(Exercise): Please reproduce the entries below exactly as they stand, but leave the pictures out.

(Records shown):
==*==
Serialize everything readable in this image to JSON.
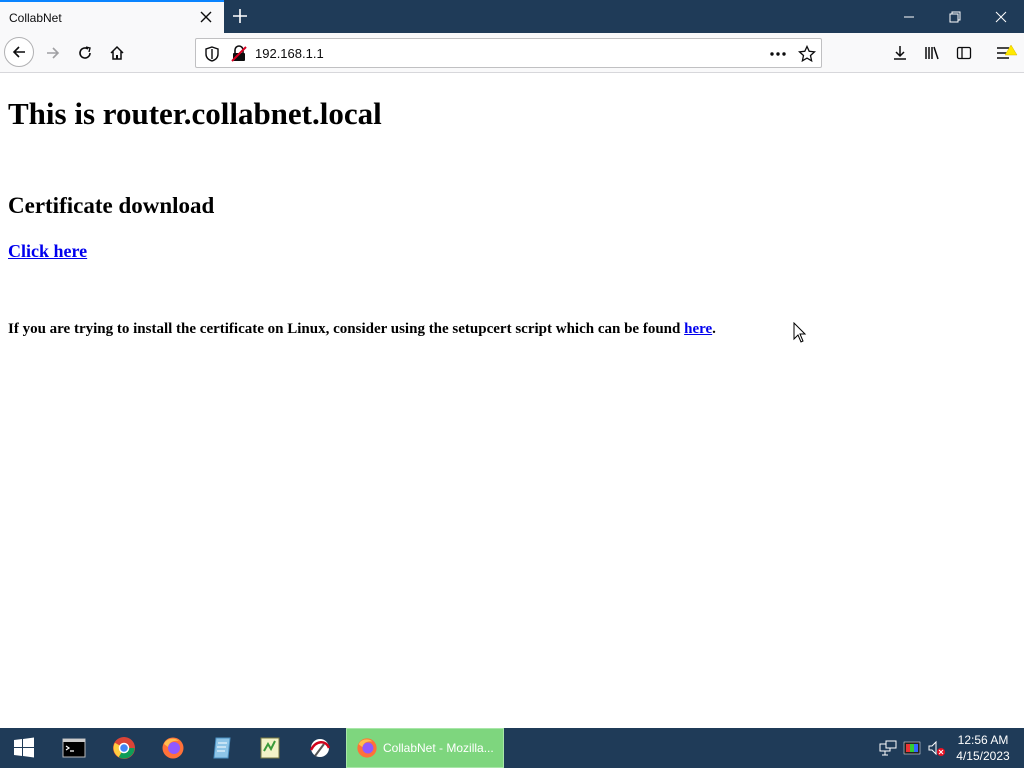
{
  "browser": {
    "tab_title": "CollabNet",
    "url": "192.168.1.1"
  },
  "page": {
    "heading": "This is router.collabnet.local",
    "subheading": "Certificate download",
    "download_link": "Click here",
    "note_text": "If you are trying to install the certificate on Linux, consider using the setupcert script which can be found ",
    "note_link": "here",
    "note_end": "."
  },
  "taskbar": {
    "active_task_label": "CollabNet - Mozilla...",
    "time": "12:56 AM",
    "date": "4/15/2023"
  },
  "colors": {
    "link": "#0000ee",
    "chrome_dark": "#1f3b58",
    "active_task": "#7ed67e"
  }
}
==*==
(Solution):
Serialize everything readable in this image to JSON.
{
  "browser": {
    "tab_title": "CollabNet",
    "url": "192.168.1.1"
  },
  "page": {
    "heading": "This is router.collabnet.local",
    "subheading": "Certificate download",
    "download_link": "Click here",
    "note_text": "If you are trying to install the certificate on Linux, consider using the setupcert script which can be found ",
    "note_link": "here",
    "note_end": "."
  },
  "taskbar": {
    "active_task_label": "CollabNet - Mozilla...",
    "time": "12:56 AM",
    "date": "4/15/2023"
  },
  "colors": {
    "link": "#0000ee",
    "chrome_dark": "#1f3b58",
    "active_task": "#7ed67e"
  }
}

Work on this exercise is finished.